→ Exercise material:
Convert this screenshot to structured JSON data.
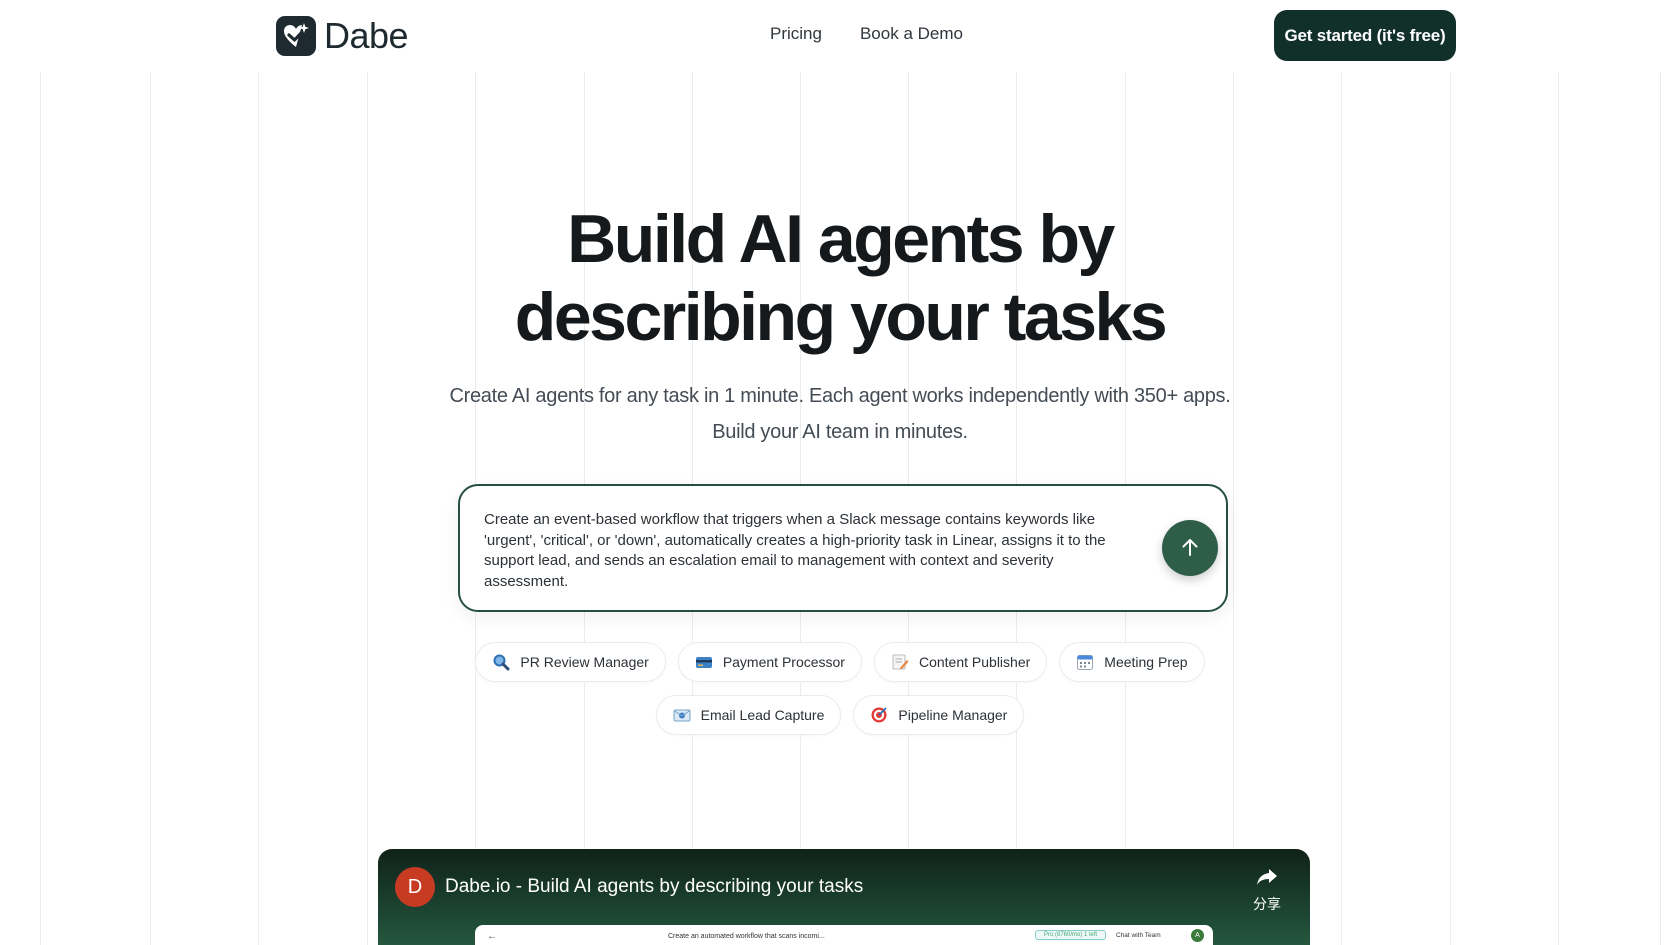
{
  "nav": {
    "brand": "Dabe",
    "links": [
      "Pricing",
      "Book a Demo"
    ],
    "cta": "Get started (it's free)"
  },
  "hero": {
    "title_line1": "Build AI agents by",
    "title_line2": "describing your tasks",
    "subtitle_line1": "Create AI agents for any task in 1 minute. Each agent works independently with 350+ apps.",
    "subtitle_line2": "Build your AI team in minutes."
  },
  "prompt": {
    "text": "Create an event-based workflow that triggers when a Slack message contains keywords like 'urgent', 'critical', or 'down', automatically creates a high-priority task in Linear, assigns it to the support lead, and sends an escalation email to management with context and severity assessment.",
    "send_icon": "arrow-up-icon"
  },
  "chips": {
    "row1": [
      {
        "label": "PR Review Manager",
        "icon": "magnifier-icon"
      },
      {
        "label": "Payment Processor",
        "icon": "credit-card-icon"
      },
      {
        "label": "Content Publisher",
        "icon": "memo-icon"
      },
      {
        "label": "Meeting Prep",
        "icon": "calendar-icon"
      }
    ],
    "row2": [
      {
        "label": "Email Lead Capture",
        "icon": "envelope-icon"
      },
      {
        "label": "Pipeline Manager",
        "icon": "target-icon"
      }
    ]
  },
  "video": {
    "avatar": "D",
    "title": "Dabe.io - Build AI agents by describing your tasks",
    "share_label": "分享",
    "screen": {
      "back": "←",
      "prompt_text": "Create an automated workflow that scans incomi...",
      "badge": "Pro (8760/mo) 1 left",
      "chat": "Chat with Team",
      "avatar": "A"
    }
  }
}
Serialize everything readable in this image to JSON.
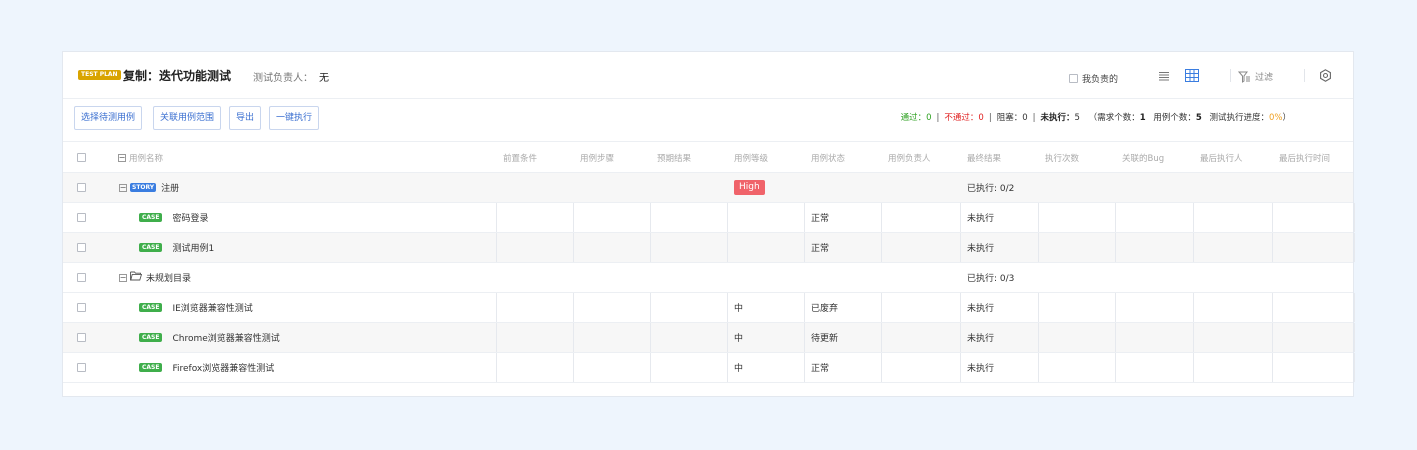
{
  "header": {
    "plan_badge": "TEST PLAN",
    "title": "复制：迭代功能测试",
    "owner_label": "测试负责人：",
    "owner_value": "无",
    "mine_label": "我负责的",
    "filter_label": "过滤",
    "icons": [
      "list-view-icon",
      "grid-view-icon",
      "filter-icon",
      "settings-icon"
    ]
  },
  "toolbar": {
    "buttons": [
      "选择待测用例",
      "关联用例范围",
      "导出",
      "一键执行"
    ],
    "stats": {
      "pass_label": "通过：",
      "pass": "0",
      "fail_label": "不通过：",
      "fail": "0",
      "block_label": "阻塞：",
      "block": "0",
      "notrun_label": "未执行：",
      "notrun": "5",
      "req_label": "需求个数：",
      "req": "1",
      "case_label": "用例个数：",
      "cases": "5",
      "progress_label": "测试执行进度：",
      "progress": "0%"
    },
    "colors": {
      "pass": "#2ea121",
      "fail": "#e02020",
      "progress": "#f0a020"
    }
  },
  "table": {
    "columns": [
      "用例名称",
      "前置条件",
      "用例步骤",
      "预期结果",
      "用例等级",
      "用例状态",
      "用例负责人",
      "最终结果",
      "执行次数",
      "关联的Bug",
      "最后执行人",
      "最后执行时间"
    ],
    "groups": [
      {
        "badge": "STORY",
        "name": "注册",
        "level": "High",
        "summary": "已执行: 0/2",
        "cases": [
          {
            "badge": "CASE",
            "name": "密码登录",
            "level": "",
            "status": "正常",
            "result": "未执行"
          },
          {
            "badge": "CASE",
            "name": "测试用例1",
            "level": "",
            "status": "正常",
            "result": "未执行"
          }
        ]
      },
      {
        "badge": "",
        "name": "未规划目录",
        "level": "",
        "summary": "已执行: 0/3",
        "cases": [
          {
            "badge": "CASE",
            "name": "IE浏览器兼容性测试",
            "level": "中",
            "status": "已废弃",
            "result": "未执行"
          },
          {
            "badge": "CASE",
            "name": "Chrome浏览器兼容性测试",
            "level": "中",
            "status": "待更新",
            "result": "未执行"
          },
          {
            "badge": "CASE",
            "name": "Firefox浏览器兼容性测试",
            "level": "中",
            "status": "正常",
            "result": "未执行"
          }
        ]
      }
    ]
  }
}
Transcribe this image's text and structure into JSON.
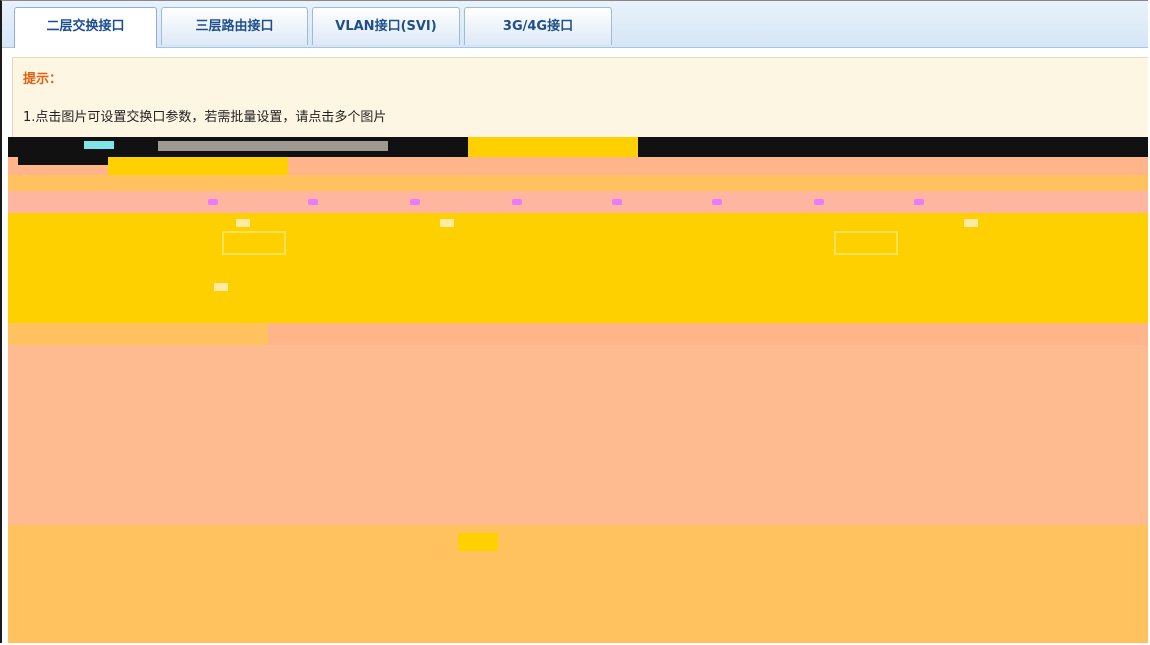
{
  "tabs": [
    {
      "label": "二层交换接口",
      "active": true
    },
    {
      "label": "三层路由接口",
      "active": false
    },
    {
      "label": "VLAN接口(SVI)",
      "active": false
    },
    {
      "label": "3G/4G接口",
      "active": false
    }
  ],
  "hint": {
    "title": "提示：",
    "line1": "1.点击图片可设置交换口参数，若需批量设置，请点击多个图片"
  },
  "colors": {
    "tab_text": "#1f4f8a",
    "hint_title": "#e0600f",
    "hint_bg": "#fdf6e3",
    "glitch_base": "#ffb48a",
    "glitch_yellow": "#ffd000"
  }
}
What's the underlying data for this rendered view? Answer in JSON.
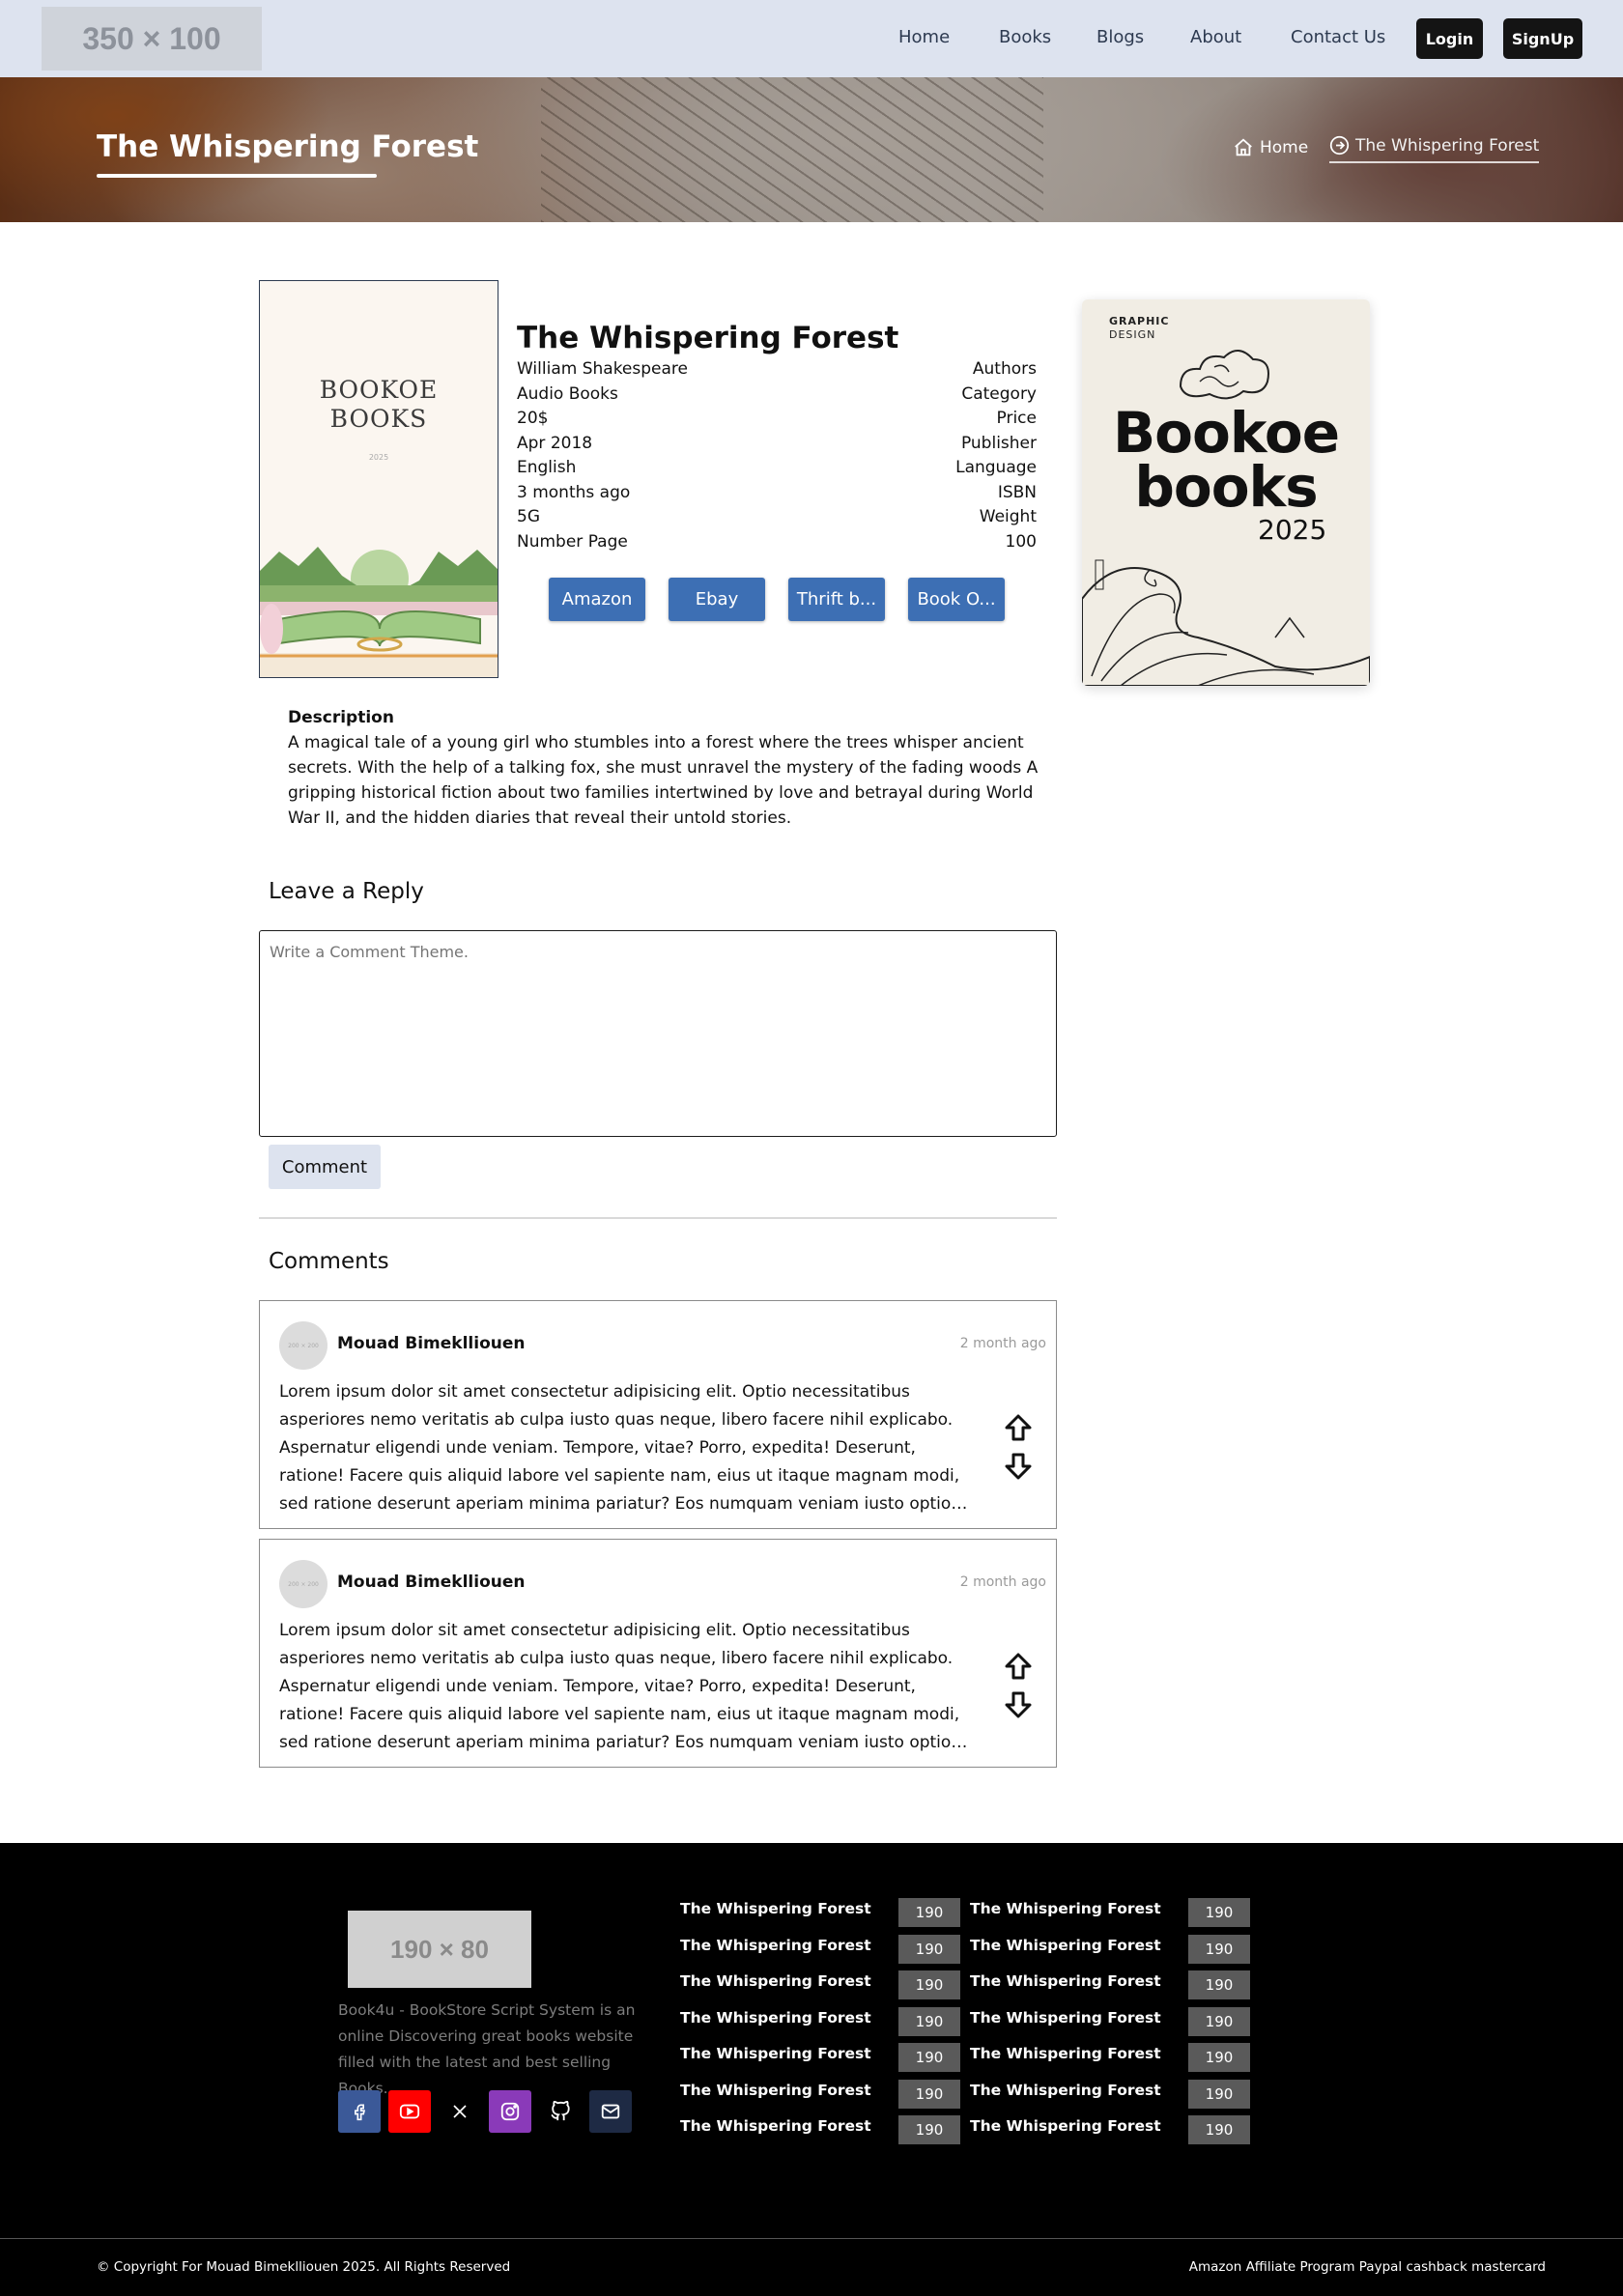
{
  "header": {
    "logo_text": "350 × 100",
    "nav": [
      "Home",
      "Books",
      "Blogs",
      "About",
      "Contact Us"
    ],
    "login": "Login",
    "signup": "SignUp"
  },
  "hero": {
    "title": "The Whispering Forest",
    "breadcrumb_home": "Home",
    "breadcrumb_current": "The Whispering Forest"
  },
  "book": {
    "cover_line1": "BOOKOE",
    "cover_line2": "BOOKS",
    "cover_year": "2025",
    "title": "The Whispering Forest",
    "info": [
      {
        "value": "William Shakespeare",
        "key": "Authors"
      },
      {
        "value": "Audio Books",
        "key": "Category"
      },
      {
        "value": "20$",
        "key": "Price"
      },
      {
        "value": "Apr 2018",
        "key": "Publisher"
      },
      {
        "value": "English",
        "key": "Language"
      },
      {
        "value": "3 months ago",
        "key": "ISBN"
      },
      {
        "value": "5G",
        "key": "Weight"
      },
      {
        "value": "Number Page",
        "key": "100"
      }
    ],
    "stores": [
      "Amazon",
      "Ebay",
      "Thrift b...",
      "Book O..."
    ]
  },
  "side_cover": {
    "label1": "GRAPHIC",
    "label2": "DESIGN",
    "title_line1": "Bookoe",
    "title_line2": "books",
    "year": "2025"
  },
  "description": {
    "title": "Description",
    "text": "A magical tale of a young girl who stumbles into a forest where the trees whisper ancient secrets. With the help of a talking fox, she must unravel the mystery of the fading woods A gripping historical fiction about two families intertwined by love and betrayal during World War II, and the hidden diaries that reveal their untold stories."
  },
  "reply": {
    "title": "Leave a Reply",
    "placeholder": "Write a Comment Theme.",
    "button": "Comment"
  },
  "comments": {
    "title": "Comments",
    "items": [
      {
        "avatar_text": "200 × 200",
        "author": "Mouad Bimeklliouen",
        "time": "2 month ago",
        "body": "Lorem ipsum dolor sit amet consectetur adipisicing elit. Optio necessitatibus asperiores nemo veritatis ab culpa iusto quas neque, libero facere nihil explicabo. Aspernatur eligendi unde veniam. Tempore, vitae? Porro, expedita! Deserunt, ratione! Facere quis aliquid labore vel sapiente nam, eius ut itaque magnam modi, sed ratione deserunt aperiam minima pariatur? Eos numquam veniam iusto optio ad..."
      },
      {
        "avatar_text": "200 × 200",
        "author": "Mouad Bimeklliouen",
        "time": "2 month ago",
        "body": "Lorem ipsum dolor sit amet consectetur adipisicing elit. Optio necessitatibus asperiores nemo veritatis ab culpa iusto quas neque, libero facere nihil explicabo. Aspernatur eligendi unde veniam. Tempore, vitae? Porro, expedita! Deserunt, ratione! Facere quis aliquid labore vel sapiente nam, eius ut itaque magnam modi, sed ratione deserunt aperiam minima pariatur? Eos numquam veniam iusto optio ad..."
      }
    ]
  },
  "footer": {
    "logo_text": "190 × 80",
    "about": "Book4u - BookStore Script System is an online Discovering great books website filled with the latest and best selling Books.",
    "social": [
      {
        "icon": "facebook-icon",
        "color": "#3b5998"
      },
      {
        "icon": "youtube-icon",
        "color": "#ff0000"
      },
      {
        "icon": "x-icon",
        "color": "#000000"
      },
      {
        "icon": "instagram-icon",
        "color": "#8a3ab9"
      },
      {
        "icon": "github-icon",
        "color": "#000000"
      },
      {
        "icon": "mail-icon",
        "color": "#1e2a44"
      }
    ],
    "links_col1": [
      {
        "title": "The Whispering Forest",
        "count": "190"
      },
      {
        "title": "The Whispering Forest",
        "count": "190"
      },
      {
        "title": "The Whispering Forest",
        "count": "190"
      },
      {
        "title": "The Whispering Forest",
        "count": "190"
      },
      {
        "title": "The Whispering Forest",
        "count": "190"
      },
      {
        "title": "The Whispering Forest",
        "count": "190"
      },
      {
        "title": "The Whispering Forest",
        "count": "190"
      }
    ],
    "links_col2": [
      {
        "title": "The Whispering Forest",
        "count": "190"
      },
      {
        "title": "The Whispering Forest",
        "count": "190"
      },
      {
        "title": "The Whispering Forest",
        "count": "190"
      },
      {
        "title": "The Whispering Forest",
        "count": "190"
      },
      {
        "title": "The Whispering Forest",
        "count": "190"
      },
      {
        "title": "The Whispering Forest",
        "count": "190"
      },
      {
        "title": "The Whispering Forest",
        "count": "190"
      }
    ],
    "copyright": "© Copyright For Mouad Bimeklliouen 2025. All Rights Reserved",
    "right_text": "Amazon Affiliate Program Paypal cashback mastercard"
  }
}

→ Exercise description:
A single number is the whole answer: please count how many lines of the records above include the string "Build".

→ Result of the exercise:
3